What happens when a cat eats a parrot? Obviously, it gains the ability to speak.
But what happens when it’s “The Rabbi’s Cat?” Clearly, you get an argumentative feline who takes on all comers, including his master. To add insult to injury, given the current troubles between Israel and Iran, it appears to be a Persian.
The film, in French with English subtitles, is based on a popular series of graphic novels by Joann Sfar, who also co-directed the movie. It is set in Algiers in the 1930s, at that time a bustling metropolis with large European, Jewish and Arab populations.
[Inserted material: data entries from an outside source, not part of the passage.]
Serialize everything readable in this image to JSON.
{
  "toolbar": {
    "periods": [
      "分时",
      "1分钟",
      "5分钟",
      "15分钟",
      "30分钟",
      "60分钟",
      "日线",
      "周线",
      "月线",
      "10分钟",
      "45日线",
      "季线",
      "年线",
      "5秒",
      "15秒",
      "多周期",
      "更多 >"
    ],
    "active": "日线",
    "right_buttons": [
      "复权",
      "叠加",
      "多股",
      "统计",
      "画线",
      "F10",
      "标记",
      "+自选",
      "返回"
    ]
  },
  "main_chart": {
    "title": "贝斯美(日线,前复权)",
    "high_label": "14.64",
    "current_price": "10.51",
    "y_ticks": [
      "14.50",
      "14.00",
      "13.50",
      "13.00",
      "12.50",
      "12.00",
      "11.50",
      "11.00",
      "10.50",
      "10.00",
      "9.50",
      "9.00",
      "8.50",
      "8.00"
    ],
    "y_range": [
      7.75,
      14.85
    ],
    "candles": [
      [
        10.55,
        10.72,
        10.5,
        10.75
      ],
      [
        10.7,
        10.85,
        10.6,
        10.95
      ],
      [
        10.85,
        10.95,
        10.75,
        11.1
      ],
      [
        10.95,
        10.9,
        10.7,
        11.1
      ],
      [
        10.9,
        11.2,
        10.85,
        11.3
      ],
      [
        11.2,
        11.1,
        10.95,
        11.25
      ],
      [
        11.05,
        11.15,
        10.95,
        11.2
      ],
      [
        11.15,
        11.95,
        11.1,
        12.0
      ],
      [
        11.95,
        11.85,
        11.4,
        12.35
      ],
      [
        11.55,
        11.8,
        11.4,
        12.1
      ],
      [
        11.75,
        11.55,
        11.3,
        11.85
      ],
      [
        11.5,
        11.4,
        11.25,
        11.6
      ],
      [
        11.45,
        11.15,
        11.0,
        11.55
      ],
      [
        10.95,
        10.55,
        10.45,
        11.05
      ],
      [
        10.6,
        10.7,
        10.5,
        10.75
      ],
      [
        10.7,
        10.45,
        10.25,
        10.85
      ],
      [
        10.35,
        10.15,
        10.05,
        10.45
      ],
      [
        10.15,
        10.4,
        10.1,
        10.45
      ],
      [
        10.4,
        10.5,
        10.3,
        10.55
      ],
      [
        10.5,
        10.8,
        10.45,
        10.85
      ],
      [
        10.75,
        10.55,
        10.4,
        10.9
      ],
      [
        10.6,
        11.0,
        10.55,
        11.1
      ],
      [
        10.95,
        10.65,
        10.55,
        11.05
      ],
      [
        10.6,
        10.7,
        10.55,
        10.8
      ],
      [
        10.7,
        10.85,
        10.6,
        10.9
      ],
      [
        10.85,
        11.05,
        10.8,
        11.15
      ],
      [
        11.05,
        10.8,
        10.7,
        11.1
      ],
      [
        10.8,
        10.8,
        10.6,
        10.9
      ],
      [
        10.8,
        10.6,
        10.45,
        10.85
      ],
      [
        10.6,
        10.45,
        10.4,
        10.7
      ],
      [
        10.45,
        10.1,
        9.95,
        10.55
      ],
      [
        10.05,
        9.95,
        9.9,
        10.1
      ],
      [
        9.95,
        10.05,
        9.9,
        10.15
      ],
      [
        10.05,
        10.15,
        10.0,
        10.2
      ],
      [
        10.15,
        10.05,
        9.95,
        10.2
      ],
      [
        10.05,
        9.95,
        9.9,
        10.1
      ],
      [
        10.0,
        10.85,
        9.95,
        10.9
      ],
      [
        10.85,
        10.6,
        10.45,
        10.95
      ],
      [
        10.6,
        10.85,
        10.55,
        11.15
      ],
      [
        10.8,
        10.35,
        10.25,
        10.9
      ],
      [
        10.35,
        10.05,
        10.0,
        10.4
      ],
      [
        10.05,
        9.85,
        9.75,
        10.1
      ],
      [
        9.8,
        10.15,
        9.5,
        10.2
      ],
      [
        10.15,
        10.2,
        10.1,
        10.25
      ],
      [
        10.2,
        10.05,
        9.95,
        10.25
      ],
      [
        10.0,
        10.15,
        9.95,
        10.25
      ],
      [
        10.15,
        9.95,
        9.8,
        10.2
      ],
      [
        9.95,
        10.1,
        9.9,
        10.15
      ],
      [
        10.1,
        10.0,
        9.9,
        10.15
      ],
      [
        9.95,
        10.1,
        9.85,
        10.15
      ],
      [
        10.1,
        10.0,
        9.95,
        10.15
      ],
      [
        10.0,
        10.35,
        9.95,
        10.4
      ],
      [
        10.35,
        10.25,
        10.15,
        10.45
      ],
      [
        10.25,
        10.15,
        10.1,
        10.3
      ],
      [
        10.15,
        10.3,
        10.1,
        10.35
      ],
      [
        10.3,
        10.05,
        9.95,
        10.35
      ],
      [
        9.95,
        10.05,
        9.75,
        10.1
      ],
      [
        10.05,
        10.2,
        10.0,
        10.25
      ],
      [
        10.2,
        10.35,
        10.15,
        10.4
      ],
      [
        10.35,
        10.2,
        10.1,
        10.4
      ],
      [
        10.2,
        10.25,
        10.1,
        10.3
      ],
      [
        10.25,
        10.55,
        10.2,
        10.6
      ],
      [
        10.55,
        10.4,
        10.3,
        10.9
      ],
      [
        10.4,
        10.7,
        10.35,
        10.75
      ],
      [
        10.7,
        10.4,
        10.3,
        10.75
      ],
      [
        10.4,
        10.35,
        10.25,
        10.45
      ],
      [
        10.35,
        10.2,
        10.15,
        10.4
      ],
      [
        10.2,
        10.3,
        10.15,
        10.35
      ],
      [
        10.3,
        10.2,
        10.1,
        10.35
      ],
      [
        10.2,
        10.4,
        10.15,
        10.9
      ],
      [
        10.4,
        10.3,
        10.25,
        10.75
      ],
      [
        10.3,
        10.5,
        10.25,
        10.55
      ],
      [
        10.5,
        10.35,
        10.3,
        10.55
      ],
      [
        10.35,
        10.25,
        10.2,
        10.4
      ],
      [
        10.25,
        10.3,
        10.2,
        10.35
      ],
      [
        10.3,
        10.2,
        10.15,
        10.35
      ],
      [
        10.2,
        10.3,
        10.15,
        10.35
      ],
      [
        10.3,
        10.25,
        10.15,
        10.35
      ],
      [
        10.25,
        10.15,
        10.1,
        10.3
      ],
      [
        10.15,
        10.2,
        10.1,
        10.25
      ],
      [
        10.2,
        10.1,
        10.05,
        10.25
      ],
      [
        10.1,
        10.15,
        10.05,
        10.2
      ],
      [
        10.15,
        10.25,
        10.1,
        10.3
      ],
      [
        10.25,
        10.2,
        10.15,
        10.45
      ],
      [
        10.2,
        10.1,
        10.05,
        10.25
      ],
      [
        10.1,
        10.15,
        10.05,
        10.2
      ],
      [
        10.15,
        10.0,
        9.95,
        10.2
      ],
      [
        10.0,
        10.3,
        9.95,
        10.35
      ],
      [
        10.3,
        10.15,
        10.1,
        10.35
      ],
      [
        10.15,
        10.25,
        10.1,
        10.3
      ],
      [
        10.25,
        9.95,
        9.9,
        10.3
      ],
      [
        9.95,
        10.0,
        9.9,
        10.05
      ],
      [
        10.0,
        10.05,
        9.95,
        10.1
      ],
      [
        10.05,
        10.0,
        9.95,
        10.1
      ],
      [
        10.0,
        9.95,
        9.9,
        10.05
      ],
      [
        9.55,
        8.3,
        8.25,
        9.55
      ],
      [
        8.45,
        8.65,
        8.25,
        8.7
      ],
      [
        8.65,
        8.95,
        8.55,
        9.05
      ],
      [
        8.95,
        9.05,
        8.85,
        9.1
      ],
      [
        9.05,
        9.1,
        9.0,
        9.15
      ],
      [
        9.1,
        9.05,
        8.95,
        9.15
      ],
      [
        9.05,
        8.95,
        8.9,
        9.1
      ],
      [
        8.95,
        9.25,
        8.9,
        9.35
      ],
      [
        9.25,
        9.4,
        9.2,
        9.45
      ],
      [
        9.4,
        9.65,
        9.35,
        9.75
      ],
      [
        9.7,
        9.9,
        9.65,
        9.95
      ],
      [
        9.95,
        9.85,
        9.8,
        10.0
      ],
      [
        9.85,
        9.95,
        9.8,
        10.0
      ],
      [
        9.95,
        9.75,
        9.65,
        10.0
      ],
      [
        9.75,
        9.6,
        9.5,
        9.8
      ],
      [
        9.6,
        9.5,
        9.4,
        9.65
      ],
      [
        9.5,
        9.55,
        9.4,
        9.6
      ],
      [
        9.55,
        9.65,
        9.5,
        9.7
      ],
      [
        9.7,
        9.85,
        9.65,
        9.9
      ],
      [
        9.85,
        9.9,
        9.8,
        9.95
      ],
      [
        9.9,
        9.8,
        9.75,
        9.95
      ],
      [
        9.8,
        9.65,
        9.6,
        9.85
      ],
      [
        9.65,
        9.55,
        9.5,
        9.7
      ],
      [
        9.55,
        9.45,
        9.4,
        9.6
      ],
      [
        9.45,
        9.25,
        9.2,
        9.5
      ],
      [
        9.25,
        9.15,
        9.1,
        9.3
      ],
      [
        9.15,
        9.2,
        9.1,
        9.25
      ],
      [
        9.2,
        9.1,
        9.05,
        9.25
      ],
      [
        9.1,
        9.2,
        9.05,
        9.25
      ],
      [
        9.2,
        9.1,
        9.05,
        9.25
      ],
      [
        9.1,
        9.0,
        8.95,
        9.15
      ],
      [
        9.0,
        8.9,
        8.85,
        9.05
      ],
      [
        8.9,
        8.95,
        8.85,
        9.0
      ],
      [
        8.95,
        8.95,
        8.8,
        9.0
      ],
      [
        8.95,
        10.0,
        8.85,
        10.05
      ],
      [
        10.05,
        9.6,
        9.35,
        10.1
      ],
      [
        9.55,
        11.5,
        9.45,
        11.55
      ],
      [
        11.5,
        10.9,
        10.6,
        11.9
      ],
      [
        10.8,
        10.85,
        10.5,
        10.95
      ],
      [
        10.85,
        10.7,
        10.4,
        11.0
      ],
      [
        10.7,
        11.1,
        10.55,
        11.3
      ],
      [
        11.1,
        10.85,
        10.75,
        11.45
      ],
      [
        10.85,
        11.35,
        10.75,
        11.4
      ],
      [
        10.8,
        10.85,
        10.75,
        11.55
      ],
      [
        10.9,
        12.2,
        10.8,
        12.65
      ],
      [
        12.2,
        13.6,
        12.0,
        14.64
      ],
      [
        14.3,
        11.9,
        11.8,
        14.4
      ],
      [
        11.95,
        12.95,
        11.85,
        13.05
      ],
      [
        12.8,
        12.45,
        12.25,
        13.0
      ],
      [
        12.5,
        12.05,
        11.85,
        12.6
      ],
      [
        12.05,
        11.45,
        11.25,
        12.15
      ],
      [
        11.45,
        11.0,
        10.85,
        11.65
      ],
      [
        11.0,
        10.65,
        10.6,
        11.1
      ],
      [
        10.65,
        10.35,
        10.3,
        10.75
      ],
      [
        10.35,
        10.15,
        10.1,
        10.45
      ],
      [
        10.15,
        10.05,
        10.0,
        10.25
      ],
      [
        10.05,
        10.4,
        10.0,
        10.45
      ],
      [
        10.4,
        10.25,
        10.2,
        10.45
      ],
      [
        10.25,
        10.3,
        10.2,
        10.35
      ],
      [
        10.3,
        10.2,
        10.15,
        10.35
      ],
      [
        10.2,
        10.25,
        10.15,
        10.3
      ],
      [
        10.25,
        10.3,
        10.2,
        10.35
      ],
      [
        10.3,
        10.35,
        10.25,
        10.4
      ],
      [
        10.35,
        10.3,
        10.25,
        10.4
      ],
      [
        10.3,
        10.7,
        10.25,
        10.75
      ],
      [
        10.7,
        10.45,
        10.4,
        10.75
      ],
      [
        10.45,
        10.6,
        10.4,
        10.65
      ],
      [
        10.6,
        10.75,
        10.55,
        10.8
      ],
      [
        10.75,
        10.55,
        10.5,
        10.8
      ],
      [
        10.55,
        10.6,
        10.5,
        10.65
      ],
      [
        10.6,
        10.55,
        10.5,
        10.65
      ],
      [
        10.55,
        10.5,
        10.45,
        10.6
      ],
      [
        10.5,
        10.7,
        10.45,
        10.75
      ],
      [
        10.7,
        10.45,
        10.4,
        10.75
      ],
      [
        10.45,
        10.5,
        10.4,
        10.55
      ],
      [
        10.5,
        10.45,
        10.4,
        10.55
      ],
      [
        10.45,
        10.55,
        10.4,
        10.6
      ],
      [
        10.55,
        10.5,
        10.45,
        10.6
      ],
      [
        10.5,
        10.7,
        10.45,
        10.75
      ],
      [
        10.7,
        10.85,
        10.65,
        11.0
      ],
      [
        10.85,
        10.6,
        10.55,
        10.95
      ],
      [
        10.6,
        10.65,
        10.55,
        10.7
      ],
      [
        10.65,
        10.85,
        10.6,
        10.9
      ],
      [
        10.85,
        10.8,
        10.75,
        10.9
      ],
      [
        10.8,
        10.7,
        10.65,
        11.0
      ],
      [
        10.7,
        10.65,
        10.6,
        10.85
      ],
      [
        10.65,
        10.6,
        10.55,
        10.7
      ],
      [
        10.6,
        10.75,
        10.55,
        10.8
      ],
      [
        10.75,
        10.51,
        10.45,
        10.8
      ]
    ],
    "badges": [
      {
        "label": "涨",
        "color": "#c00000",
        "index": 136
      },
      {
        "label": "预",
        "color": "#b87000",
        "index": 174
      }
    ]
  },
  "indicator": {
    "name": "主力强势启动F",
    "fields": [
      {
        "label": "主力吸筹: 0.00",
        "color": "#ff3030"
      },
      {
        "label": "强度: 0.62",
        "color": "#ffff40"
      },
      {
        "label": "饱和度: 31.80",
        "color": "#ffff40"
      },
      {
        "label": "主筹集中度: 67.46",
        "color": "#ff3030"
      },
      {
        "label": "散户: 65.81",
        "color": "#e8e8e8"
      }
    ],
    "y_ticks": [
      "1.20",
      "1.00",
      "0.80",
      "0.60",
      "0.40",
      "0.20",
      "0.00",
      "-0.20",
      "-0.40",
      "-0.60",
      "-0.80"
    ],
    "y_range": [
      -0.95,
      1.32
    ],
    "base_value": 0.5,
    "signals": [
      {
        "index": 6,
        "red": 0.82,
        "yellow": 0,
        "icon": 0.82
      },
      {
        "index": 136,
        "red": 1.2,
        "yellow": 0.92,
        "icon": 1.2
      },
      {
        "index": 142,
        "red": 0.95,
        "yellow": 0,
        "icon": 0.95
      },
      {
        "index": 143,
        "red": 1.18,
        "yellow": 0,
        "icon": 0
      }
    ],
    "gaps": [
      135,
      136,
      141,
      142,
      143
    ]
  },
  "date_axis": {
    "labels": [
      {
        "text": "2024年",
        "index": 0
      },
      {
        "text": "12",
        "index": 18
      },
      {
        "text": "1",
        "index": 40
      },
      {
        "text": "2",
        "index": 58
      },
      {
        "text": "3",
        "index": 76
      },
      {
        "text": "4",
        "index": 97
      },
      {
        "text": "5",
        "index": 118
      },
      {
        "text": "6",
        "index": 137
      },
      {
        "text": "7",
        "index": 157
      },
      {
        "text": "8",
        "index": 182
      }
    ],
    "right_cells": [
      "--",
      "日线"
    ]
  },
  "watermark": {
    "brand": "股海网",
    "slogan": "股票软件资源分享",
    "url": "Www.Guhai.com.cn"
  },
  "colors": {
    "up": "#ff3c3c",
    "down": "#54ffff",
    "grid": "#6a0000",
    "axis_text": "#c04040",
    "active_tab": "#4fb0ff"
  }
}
The rabbi of the title, named Sfar, has a lot going on in his life. A widower with a teenage daughter, he needs to pass a government-mandated French language test or lose his title. He can’t stop at many local cafes, because they don’t serve Arabs or Jews. A cousin with a pet lion visits. Another cousin, Sheik Sfar, is a wise imam. A large box from the Soviet Union arrives containing a Jew escaping pogroms. And then there is the adventure they — the Russian, the Sheik, the rabbi and his cat — embark on, in search of a mythical city of Jerusalem and the lost tribe of black Jews from Ethiopia.
There’s an awful lot on the plate here — too much. That’s the film’s problem. There are several volumes in the “Rabbi’s Cat” series, and Sfar decided to combine them for the film. He felt that would reinforce his message of tolerance. But it actually diluted it.
For example, Malka, the cousin with the lion, is at the center of his own book, but is only a peripheral character here, disturbing the flow of the film.
Sfar would have been better off spending more time on the main idea — the rabbi and his cat. After eating the parrot, the cat decides it is Jewish and wants a bar mitzvah. The idea is ludicrously funny, except the cat is not only maddening but also wise.
When the rabbi talks to him about the Torah and how God created the world just over 5,700 years ago, it is the feline who points out, “that’s ridiculous. Carbon dating has proved he world is billions of years old.”
It is this interplay between the cat and the rabbi that adds zest. A scene in which a racist describes the way to draw Africans is noble, but unnecessary.
We get the message when the rabbi is kicked out of a cafe that doesn’t serve Arabs or Jews. We get the message when the imam explains his God “loves science and the arts. He’s never happier than when his children are at peace.”
We may or may not believe it, but we get the message.
“The Rabbi’s Cat” opens in New York December 7, in Los Angeles next month, and in other cities to follow.
Watch the trailer for ‘The Rabbi’s Cat’:
Talking Cat Takes Center Stage